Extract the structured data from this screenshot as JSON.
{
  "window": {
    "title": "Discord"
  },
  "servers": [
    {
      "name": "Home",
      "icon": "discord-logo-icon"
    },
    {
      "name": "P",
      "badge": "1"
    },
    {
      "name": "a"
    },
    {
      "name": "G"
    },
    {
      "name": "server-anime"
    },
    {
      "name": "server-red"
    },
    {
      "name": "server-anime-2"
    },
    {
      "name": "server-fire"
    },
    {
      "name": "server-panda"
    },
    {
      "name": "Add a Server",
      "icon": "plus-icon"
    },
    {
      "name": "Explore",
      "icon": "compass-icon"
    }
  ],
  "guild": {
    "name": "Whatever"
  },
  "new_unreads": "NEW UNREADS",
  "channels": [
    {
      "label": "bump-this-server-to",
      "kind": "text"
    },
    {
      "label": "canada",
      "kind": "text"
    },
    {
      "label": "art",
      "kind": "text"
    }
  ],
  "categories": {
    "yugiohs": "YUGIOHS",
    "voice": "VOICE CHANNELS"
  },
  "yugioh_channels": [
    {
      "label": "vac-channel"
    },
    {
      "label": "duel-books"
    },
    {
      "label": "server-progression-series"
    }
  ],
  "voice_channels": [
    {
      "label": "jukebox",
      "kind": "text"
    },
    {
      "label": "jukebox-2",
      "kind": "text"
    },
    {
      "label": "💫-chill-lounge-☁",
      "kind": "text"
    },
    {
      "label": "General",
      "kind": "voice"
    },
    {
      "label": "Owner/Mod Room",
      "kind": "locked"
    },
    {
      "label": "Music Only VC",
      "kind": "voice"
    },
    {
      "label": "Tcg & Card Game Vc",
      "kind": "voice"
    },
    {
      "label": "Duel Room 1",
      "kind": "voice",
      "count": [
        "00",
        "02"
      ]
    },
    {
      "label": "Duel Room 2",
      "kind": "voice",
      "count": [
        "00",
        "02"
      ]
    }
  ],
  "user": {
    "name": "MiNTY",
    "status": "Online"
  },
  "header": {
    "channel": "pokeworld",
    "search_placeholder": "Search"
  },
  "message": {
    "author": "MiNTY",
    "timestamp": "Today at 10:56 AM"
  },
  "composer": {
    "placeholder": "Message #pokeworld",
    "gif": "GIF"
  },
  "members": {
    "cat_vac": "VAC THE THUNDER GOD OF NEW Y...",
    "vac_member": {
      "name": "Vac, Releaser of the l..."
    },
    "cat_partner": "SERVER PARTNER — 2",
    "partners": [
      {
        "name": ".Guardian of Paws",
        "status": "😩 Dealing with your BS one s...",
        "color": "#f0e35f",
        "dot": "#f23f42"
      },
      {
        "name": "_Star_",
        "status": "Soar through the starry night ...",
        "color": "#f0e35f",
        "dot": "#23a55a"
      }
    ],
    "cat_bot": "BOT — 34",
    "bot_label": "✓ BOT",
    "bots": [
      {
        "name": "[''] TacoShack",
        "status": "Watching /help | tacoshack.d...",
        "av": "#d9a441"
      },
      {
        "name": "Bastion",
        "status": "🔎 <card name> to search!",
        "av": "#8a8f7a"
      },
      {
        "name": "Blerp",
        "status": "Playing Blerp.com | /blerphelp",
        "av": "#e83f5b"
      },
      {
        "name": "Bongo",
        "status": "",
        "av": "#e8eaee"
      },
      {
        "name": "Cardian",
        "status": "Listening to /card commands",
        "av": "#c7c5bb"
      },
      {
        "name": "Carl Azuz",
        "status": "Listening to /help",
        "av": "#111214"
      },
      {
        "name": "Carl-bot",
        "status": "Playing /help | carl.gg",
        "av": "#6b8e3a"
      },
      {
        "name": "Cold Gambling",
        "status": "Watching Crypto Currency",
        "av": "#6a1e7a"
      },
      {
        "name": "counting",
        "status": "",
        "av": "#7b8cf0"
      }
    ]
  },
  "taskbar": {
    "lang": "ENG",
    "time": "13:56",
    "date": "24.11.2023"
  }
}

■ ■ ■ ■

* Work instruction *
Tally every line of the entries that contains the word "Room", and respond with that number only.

* Answer section *
3